§ TASK TO CARRY OUT
Every line below that contains "Flow" is to be copied.

————

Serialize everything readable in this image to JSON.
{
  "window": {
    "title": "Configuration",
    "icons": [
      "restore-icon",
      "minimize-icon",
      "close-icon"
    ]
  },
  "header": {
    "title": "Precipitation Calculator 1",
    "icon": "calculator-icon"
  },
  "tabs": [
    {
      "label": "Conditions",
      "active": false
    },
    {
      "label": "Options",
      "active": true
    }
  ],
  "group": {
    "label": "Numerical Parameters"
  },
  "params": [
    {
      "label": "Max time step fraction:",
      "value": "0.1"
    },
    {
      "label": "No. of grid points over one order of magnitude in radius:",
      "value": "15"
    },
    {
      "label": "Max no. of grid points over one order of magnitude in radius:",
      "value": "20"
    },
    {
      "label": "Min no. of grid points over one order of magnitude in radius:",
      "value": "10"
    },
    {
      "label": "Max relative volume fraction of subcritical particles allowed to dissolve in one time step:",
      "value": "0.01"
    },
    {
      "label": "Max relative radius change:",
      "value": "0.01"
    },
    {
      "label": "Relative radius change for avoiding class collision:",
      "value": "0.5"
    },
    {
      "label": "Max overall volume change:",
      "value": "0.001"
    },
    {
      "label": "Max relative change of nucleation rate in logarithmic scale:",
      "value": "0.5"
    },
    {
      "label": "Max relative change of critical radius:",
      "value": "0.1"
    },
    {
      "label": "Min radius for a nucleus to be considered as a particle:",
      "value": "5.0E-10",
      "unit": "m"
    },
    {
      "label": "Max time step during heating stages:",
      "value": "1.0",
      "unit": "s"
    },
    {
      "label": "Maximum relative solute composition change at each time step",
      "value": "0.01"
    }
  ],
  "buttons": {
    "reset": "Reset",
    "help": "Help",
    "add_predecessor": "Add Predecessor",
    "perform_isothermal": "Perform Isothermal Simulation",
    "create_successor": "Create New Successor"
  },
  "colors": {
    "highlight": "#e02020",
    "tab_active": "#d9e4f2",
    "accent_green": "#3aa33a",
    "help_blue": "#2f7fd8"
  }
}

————

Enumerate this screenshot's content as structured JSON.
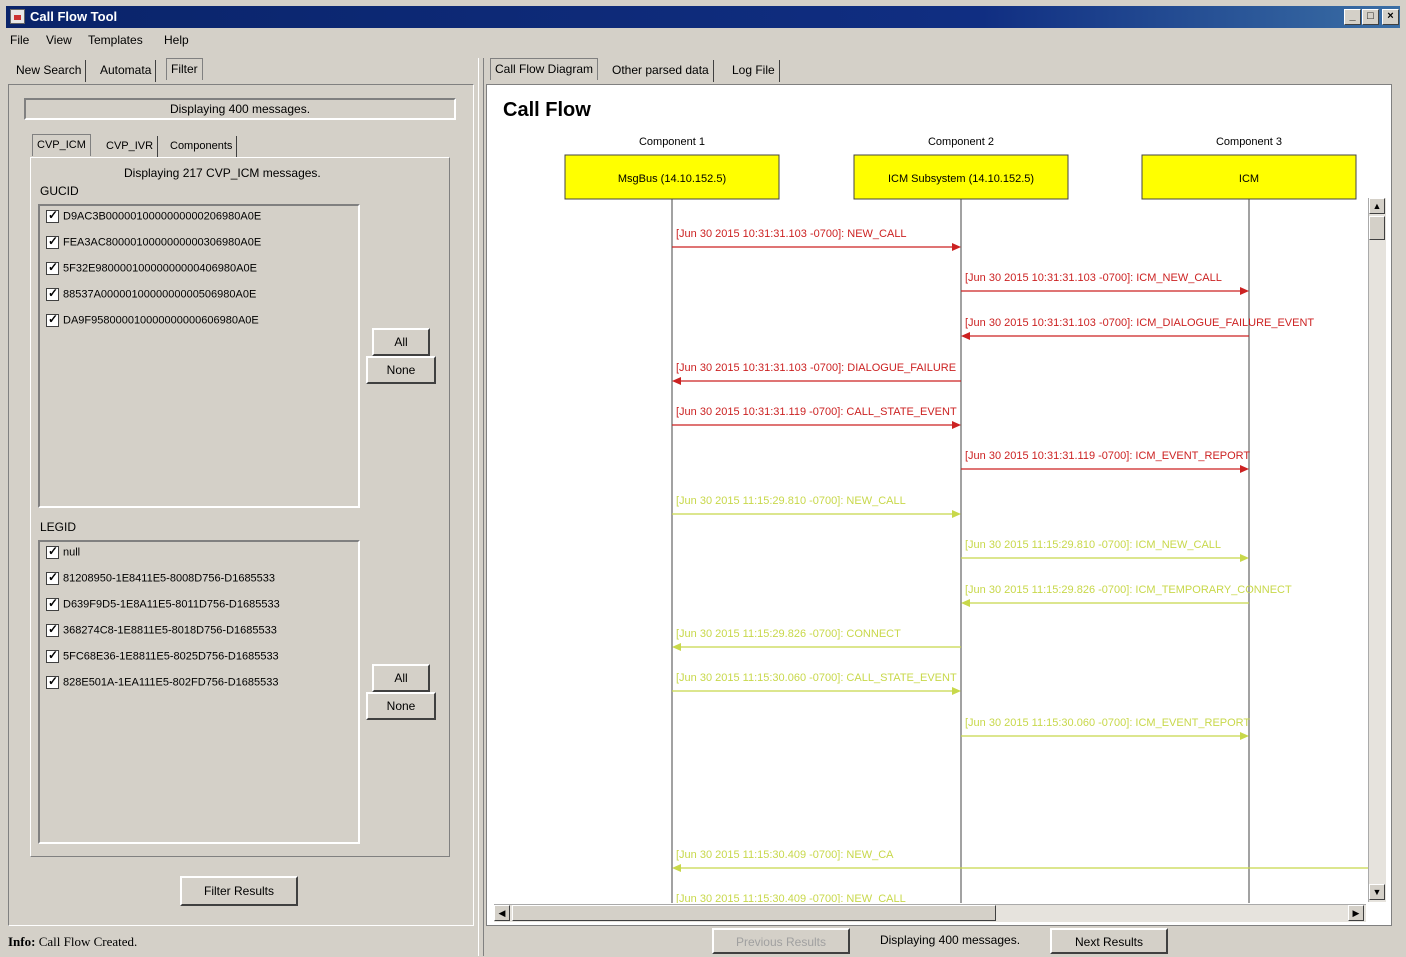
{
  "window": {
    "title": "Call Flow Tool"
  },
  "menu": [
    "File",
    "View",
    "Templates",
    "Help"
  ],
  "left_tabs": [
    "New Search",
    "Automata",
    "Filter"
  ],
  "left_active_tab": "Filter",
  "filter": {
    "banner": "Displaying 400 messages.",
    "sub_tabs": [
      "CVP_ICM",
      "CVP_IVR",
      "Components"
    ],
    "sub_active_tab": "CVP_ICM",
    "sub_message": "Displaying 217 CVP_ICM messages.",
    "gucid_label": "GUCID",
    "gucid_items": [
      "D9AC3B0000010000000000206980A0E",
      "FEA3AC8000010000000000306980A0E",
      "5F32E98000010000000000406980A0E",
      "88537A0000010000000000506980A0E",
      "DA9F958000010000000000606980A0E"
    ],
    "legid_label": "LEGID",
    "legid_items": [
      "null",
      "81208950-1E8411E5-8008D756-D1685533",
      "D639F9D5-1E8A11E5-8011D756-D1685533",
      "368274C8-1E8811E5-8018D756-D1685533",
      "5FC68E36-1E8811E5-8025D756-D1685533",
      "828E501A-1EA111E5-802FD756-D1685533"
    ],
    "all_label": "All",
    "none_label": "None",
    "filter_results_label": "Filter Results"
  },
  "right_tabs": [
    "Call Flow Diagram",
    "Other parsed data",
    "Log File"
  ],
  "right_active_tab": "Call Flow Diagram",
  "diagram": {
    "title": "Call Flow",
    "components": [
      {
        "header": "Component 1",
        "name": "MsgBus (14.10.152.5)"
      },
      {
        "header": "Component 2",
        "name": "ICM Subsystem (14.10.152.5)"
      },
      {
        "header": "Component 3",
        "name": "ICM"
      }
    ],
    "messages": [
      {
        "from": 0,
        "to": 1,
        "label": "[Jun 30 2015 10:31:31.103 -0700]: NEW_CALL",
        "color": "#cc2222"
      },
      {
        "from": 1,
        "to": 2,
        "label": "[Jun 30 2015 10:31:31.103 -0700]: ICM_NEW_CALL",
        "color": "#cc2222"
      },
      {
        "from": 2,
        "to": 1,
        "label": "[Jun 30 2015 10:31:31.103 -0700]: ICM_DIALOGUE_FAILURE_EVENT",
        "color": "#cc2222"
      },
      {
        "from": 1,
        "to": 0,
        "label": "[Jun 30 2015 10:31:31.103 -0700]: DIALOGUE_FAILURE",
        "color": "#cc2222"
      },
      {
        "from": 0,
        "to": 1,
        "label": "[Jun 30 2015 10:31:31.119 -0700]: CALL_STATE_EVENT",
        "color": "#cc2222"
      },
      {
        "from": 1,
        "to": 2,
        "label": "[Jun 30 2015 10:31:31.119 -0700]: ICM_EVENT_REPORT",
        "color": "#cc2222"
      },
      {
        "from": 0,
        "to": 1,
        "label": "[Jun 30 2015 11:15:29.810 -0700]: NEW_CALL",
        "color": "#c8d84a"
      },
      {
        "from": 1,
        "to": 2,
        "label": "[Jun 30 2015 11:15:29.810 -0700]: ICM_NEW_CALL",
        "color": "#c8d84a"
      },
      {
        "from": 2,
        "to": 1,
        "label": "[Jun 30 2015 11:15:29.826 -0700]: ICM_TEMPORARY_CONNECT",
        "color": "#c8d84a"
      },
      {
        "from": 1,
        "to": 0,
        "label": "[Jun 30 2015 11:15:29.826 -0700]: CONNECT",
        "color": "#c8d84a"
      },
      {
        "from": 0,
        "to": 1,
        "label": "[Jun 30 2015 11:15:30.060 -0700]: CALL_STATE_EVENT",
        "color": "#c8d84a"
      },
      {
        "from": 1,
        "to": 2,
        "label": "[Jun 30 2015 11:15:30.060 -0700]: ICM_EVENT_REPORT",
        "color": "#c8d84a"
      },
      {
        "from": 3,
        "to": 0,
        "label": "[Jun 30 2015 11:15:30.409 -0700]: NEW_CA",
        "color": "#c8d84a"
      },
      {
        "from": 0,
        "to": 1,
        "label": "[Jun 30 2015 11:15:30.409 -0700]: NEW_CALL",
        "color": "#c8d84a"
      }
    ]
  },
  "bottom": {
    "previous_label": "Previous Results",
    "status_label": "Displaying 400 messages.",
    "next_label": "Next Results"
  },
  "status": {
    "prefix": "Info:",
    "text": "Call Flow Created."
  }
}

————

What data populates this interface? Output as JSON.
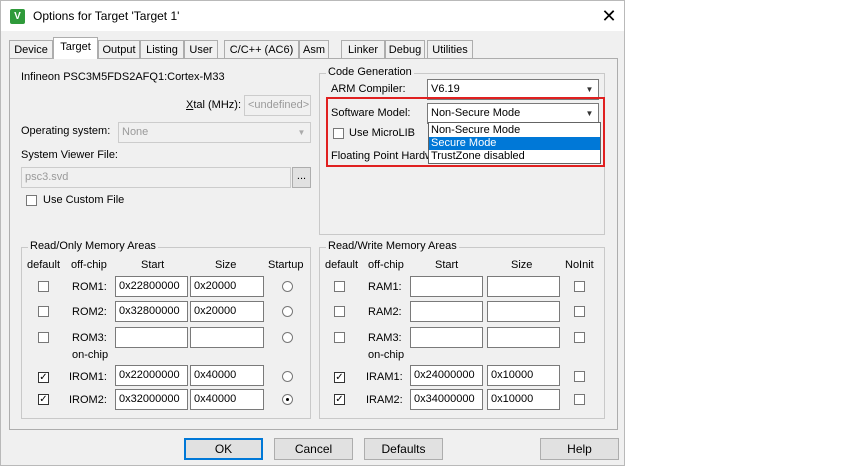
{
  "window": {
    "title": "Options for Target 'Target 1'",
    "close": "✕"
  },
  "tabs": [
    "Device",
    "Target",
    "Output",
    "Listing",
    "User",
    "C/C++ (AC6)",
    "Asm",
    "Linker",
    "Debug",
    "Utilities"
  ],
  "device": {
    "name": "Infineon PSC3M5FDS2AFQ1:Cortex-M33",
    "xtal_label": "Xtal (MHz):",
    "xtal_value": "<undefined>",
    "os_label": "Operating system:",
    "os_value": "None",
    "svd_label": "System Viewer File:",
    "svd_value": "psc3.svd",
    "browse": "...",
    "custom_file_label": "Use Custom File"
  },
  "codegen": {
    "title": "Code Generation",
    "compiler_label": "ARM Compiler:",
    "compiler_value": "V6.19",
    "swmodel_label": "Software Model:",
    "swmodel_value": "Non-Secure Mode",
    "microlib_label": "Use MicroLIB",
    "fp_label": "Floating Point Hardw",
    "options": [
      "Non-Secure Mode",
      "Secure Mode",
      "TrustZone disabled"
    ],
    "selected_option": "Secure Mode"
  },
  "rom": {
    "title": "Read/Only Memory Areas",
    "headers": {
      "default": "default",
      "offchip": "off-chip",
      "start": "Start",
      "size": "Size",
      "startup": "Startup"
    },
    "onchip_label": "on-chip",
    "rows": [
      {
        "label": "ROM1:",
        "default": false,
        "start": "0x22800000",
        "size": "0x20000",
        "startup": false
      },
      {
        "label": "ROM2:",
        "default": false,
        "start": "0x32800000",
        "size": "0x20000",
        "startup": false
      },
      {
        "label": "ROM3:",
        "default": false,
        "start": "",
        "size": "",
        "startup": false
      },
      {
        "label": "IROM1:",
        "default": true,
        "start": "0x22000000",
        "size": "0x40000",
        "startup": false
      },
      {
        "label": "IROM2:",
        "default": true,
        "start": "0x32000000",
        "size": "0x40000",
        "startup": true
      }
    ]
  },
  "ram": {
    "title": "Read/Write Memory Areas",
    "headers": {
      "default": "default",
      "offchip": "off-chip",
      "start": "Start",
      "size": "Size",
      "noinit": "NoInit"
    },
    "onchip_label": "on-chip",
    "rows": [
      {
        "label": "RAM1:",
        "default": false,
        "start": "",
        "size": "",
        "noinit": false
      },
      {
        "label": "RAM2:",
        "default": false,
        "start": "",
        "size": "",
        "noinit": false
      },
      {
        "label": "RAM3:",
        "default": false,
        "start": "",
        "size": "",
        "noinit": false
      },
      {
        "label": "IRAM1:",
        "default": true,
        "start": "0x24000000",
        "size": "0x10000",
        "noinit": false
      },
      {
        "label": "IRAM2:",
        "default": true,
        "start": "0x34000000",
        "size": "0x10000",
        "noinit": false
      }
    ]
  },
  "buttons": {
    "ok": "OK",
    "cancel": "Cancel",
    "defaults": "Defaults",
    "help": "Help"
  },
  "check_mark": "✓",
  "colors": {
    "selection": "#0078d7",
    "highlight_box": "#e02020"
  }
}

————

§ WORKED SOLUTION
    "title": "Call Flow Tool"
    "Call Flow Diagram",
  "right_active_tab": "Call Flow Diagram",
    "title": "Call Flow",
    "text": "Call Flow Created."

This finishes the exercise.